◆ **What the task asks**: The answer is a single number: the count of lines in the records below that contain the word "isolate".

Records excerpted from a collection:
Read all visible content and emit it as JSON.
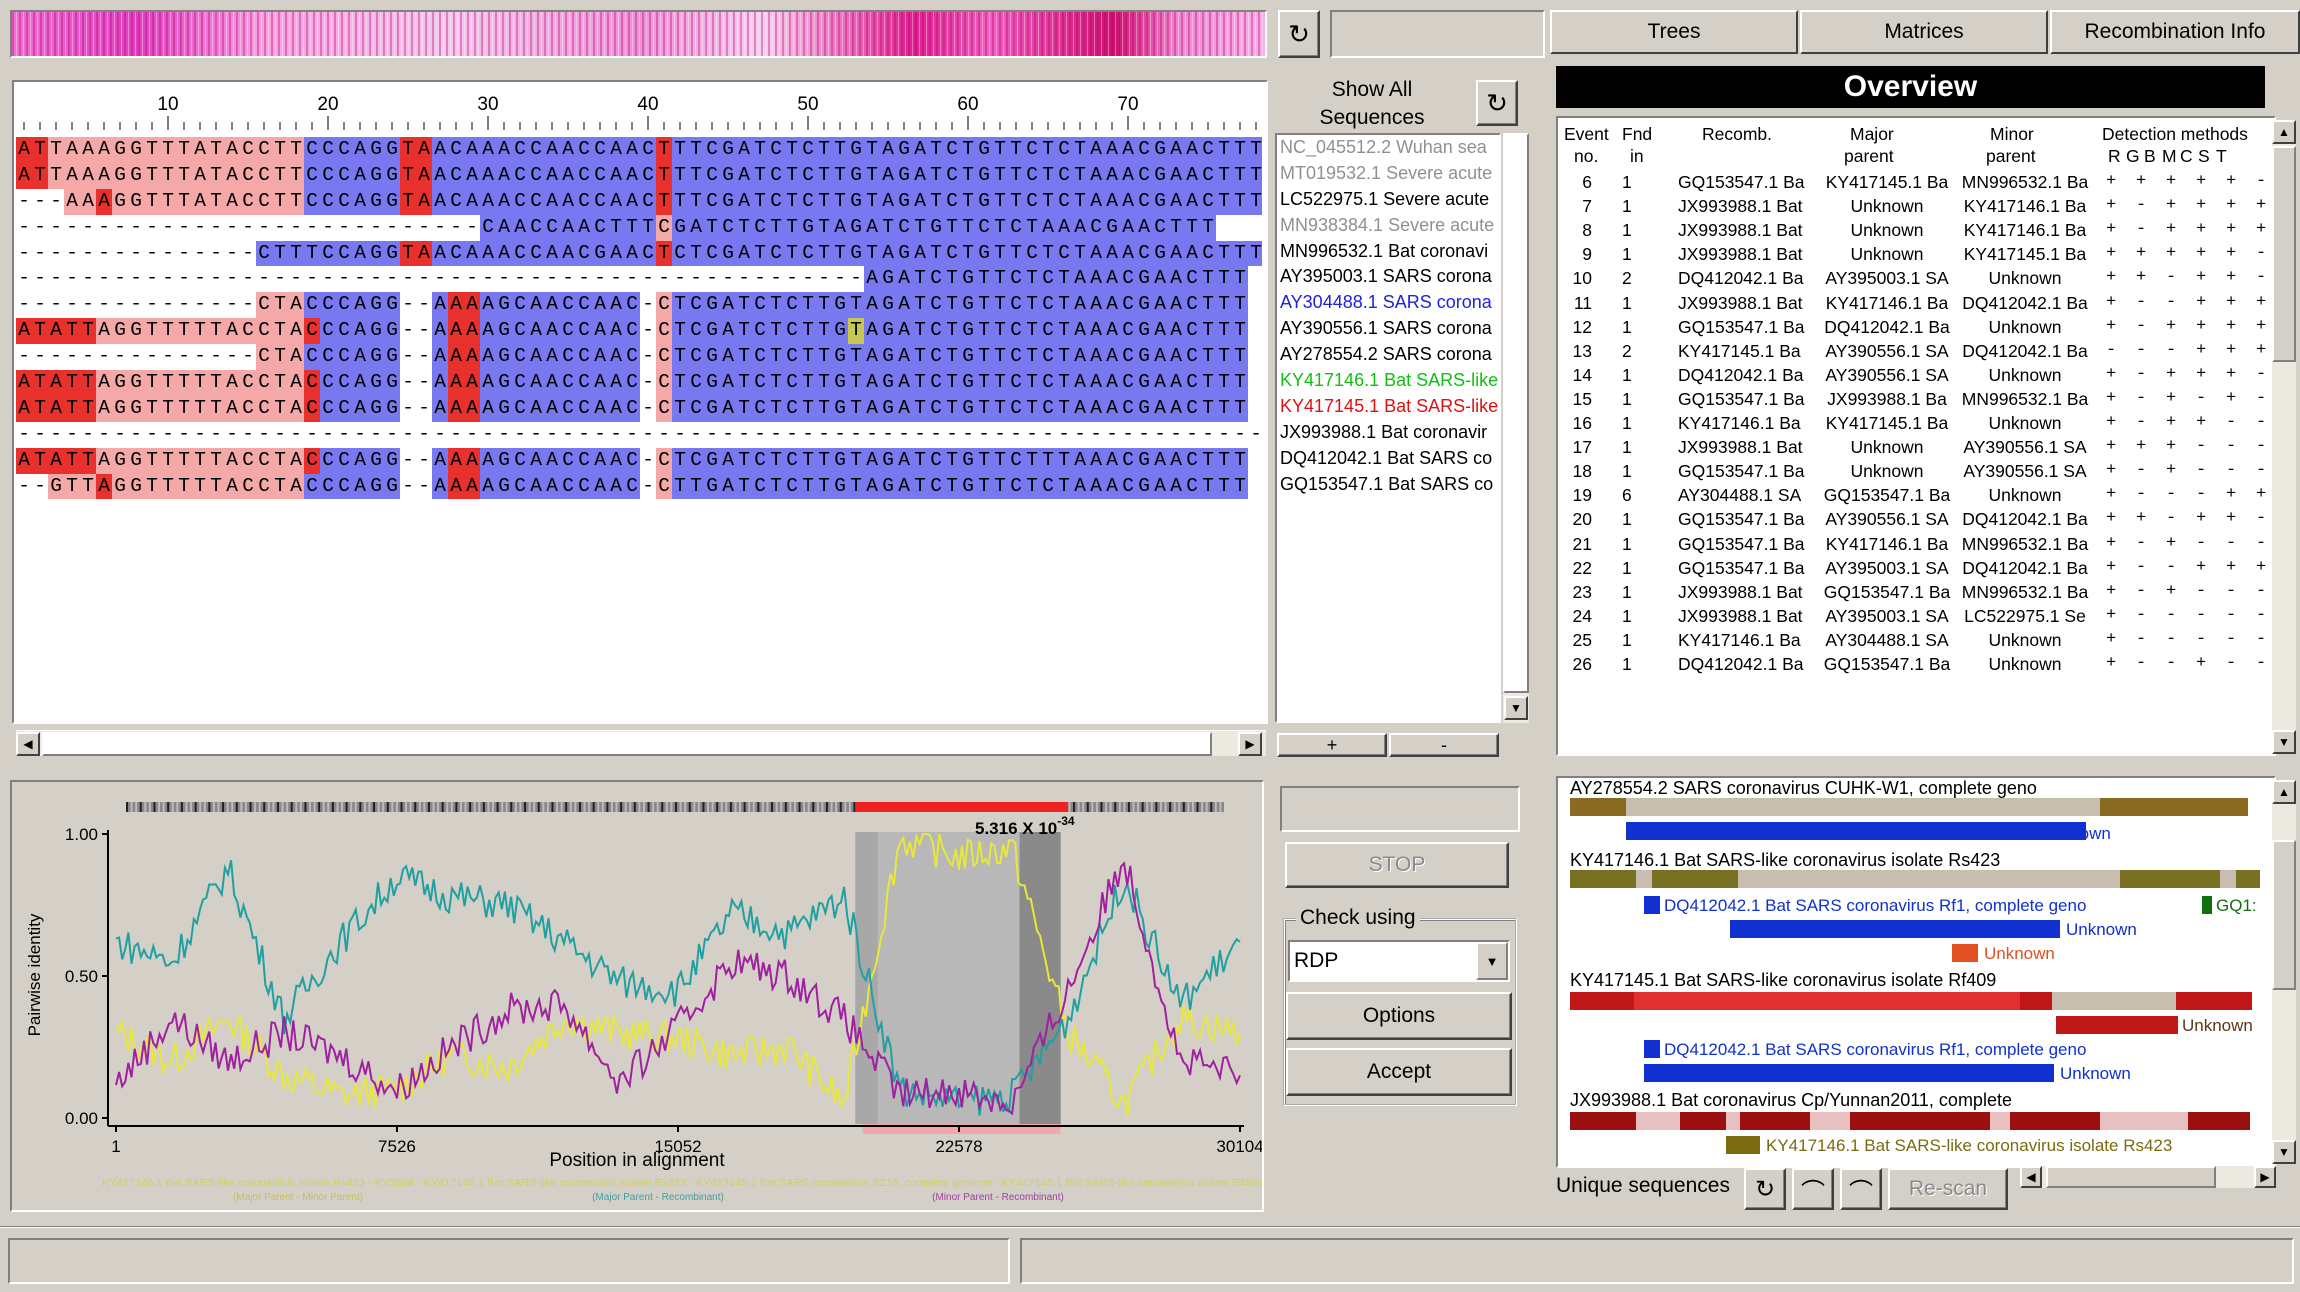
{
  "toolbar": {
    "refresh_icon": "refresh-icon"
  },
  "tabs": [
    {
      "label": "Trees"
    },
    {
      "label": "Matrices"
    },
    {
      "label": "Recombination Info"
    }
  ],
  "overview": {
    "title": "Overview"
  },
  "ruler": {
    "ticks": [
      "10",
      "20",
      "30",
      "40",
      "50",
      "60",
      "70"
    ]
  },
  "show_all": {
    "line1": "Show All",
    "line2": "Sequences"
  },
  "seq_names": [
    {
      "name": "NC_045512.2 Wuhan sea",
      "color": "#909090"
    },
    {
      "name": "MT019532.1 Severe acute",
      "color": "#909090"
    },
    {
      "name": "LC522975.1 Severe acute",
      "color": "#000000"
    },
    {
      "name": "MN938384.1 Severe acute",
      "color": "#909090"
    },
    {
      "name": "MN996532.1 Bat coronavi",
      "color": "#000000"
    },
    {
      "name": "AY395003.1 SARS corona",
      "color": "#000000"
    },
    {
      "name": "AY304488.1 SARS corona",
      "color": "#2020e0"
    },
    {
      "name": "AY390556.1 SARS corona",
      "color": "#000000"
    },
    {
      "name": "AY278554.2 SARS corona",
      "color": "#000000"
    },
    {
      "name": "KY417146.1 Bat SARS-like",
      "color": "#10c010"
    },
    {
      "name": "KY417145.1 Bat SARS-like",
      "color": "#e01010"
    },
    {
      "name": "JX993988.1 Bat coronavir",
      "color": "#000000"
    },
    {
      "name": "DQ412042.1 Bat SARS co",
      "color": "#000000"
    },
    {
      "name": "GQ153547.1 Bat SARS co",
      "color": "#000000"
    }
  ],
  "sequences": [
    "ATTAAAGGTTTATACCTTCCCAGGTAACAAACCAACCAACTTTCGATCTCTTGTAGATCTGTTCTCTAAACGAACTTT",
    "ATTAAAGGTTTATACCTTCCCAGGTAACAAACCAACCAACTTTCGATCTCTTGTAGATCTGTTCTCTAAACGAACTTT",
    "---AAAGGTTTATACCTTCCCAGGTAACAAACCAACCAACTTTCGATCTCTTGTAGATCTGTTCTCTAAACGAACTTT",
    "-----------------------------CAACCAACTTTCGATCTCTTGTAGATCTGTTCTCTAAACGAACTTT",
    "---------------CTTTCCAGGTAACAAACCAACGAACTCTCGATCTCTTGTAGATCTGTTCTCTAAACGAACTTT",
    "-----------------------------------------------------AGATCTGTTCTCTAAACGAACTTT",
    "---------------CTACCCAGG--AAAAGCAACCAAC-CTCGATCTCTTGTAGATCTGTTCTCTAAACGAACTTT",
    "ATATTAGGTTTTTACCTACCCAGG--AAAAGCAACCAAC-CTCGATCTCTTGTAGATCTGTTCTCTAAACGAACTTT",
    "---------------CTACCCAGG--AAAAGCAACCAAC-CTCGATCTCTTGTAGATCTGTTCTCTAAACGAACTTT",
    "ATATTAGGTTTTTACCTACCCAGG--AAAAGCAACCAAC-CTCGATCTCTTGTAGATCTGTTCTCTAAACGAACTTT",
    "ATATTAGGTTTTTACCTACCCAGG--AAAAGCAACCAAC-CTCGATCTCTTGTAGATCTGTTCTCTAAACGAACTTT",
    "------------------------------------------------------------------------------",
    "ATATTAGGTTTTTACCTACCCAGG--AAAAGCAACCAAC-CTCGATCTCTTGTAGATCTGTTCTTTAAACGAACTTT",
    "--GTTAGGTTTTTACCTACCCAGG--AAAAGCAACCAAC-CTTGATCTCTTGTAGATCTGTTCTCTAAACGAACTTT"
  ],
  "events_header": {
    "event": "Event",
    "no": "no.",
    "fnd": "Fnd",
    "in": "in",
    "recomb": "Recomb.",
    "major": "Major",
    "major2": "parent",
    "minor": "Minor",
    "minor2": "parent",
    "detection": "Detection methods",
    "methods": [
      "R",
      "G",
      "B",
      "M",
      "C",
      "S",
      "T"
    ]
  },
  "events": [
    {
      "no": "6",
      "fnd": "1",
      "recomb": "GQ153547.1 Ba",
      "major": "KY417145.1 Ba",
      "minor": "MN996532.1 Ba",
      "det": "+ + + + + - +"
    },
    {
      "no": "7",
      "fnd": "1",
      "recomb": "JX993988.1 Bat",
      "major": "Unknown",
      "minor": "KY417146.1 Ba",
      "det": "+ - + + + + +"
    },
    {
      "no": "8",
      "fnd": "1",
      "recomb": "JX993988.1 Bat",
      "major": "Unknown",
      "minor": "KY417146.1 Ba",
      "det": "+ - + + + + +"
    },
    {
      "no": "9",
      "fnd": "1",
      "recomb": "JX993988.1 Bat",
      "major": "Unknown",
      "minor": "KY417145.1 Ba",
      "det": "+ + + + + - +"
    },
    {
      "no": "10",
      "fnd": "2",
      "recomb": "DQ412042.1 Ba",
      "major": "AY395003.1 SA",
      "minor": "Unknown",
      "det": "+ + - + + - +"
    },
    {
      "no": "11",
      "fnd": "1",
      "recomb": "JX993988.1 Bat",
      "major": "KY417146.1 Ba",
      "minor": "DQ412042.1 Ba",
      "det": "+ - - + + + +"
    },
    {
      "no": "12",
      "fnd": "1",
      "recomb": "GQ153547.1 Ba",
      "major": "DQ412042.1 Ba",
      "minor": "Unknown",
      "det": "+ - + + + + -"
    },
    {
      "no": "13",
      "fnd": "2",
      "recomb": "KY417145.1 Ba",
      "major": "AY390556.1 SA",
      "minor": "DQ412042.1 Ba",
      "det": "- - - + + + +"
    },
    {
      "no": "14",
      "fnd": "1",
      "recomb": "DQ412042.1 Ba",
      "major": "AY390556.1 SA",
      "minor": "Unknown",
      "det": "+ - + + + - -"
    },
    {
      "no": "15",
      "fnd": "1",
      "recomb": "GQ153547.1 Ba",
      "major": "JX993988.1 Ba",
      "minor": "MN996532.1 Ba",
      "det": "+ - + - + - +"
    },
    {
      "no": "16",
      "fnd": "1",
      "recomb": "KY417146.1 Ba",
      "major": "KY417145.1 Ba",
      "minor": "Unknown",
      "det": "+ - + + - - +"
    },
    {
      "no": "17",
      "fnd": "1",
      "recomb": "JX993988.1 Bat",
      "major": "Unknown",
      "minor": "AY390556.1 SA",
      "det": "+ + + - - - -"
    },
    {
      "no": "18",
      "fnd": "1",
      "recomb": "GQ153547.1 Ba",
      "major": "Unknown",
      "minor": "AY390556.1 SA",
      "det": "+ - + - - - -"
    },
    {
      "no": "19",
      "fnd": "6",
      "recomb": "AY304488.1 SA",
      "major": "GQ153547.1 Ba",
      "minor": "Unknown",
      "det": "+ - - - + + +"
    },
    {
      "no": "20",
      "fnd": "1",
      "recomb": "GQ153547.1 Ba",
      "major": "AY390556.1 SA",
      "minor": "DQ412042.1 Ba",
      "det": "+ + - + + - -"
    },
    {
      "no": "21",
      "fnd": "1",
      "recomb": "GQ153547.1 Ba",
      "major": "KY417146.1 Ba",
      "minor": "MN996532.1 Ba",
      "det": "+ - + - - - +"
    },
    {
      "no": "22",
      "fnd": "1",
      "recomb": "GQ153547.1 Ba",
      "major": "AY395003.1 SA",
      "minor": "DQ412042.1 Ba",
      "det": "+ - - + + + +"
    },
    {
      "no": "23",
      "fnd": "1",
      "recomb": "JX993988.1 Bat",
      "major": "GQ153547.1 Ba",
      "minor": "MN996532.1 Ba",
      "det": "+ - + - - - +"
    },
    {
      "no": "24",
      "fnd": "1",
      "recomb": "JX993988.1 Bat",
      "major": "AY395003.1 SA",
      "minor": "LC522975.1 Se",
      "det": "+ - - - - - -"
    },
    {
      "no": "25",
      "fnd": "1",
      "recomb": "KY417146.1 Ba",
      "major": "AY304488.1 SA",
      "minor": "Unknown",
      "det": "+ - - - - - -"
    },
    {
      "no": "26",
      "fnd": "1",
      "recomb": "DQ412042.1 Ba",
      "major": "GQ153547.1 Ba",
      "minor": "Unknown",
      "det": "+ - - + - - -"
    }
  ],
  "plot": {
    "ylabel": "Pairwise identity",
    "xlabel": "Position in alignment",
    "yticks": [
      "1.00",
      "0.50",
      "0.00"
    ],
    "xticks": [
      "1",
      "7526",
      "15052",
      "22578",
      "30104"
    ],
    "pvalue": "5.316 X 10",
    "pexp": "-34",
    "legend1": "KY417146.1 Bat SARS-like coronavirus isolate Rs423 - KY3888 - KY417146.1 Bat SARS-like coronavirus isolate Rs423 - KY417145.1 Bat SARS coronavirus SZ16, complete genome - KY417145.1 Bat SARS-like coronavirus isolate Rf409",
    "legend2a": "(Major Parent - Minor Parent)",
    "legend2b": "(Major Parent - Recombinant)",
    "legend2c": "(Minor Parent - Recombinant)"
  },
  "controls": {
    "stop": "STOP",
    "check_using": "Check using",
    "method": "RDP",
    "options": "Options",
    "accept": "Accept",
    "plus": "+",
    "minus": "-"
  },
  "rec_panel": [
    {
      "label": "AY278554.2 SARS coronavirus CUHK-W1, complete geno"
    },
    {
      "label": "Unknown"
    },
    {
      "label": "KY417146.1 Bat SARS-like coronavirus isolate Rs423"
    },
    {
      "label": "DQ412042.1 Bat SARS coronavirus Rf1, complete geno"
    },
    {
      "label": "GQ1:"
    },
    {
      "label": "Unknown"
    },
    {
      "label": "Unknown"
    },
    {
      "label": "KY417145.1 Bat SARS-like coronavirus isolate Rf409"
    },
    {
      "label": "Unknown"
    },
    {
      "label": "DQ412042.1 Bat SARS coronavirus Rf1, complete geno"
    },
    {
      "label": "Unknown"
    },
    {
      "label": "JX993988.1 Bat coronavirus Cp/Yunnan2011, complete"
    },
    {
      "label": "KY417146.1 Bat SARS-like coronavirus isolate Rs423"
    }
  ],
  "bottom": {
    "unique": "Unique sequences",
    "rescan": "Re-scan"
  },
  "chart_data": {
    "type": "line",
    "title": "",
    "xlabel": "Position in alignment",
    "ylabel": "Pairwise identity",
    "xlim": [
      1,
      30104
    ],
    "ylim": [
      0,
      1
    ],
    "x": [
      1,
      1500,
      3000,
      4500,
      6000,
      7526,
      9000,
      10500,
      12000,
      13500,
      15052,
      16500,
      18000,
      19500,
      21000,
      22578,
      24000,
      25500,
      27000,
      28500,
      30104
    ],
    "series": [
      {
        "color": "#e8e838",
        "values": [
          0.3,
          0.2,
          0.35,
          0.15,
          0.08,
          0.1,
          0.22,
          0.18,
          0.35,
          0.3,
          0.28,
          0.22,
          0.25,
          0.05,
          0.98,
          0.92,
          0.95,
          0.3,
          0.05,
          0.35,
          0.3
        ]
      },
      {
        "color": "#20a0a0",
        "values": [
          0.62,
          0.55,
          0.88,
          0.35,
          0.62,
          0.85,
          0.78,
          0.75,
          0.62,
          0.48,
          0.45,
          0.72,
          0.65,
          0.78,
          0.1,
          0.06,
          0.08,
          0.35,
          0.85,
          0.4,
          0.62
        ]
      },
      {
        "color": "#a020a0",
        "values": [
          0.12,
          0.35,
          0.2,
          0.3,
          0.22,
          0.1,
          0.25,
          0.38,
          0.4,
          0.12,
          0.32,
          0.55,
          0.5,
          0.35,
          0.08,
          0.1,
          0.05,
          0.45,
          0.92,
          0.2,
          0.15
        ]
      }
    ]
  }
}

◆ **Answer**: 4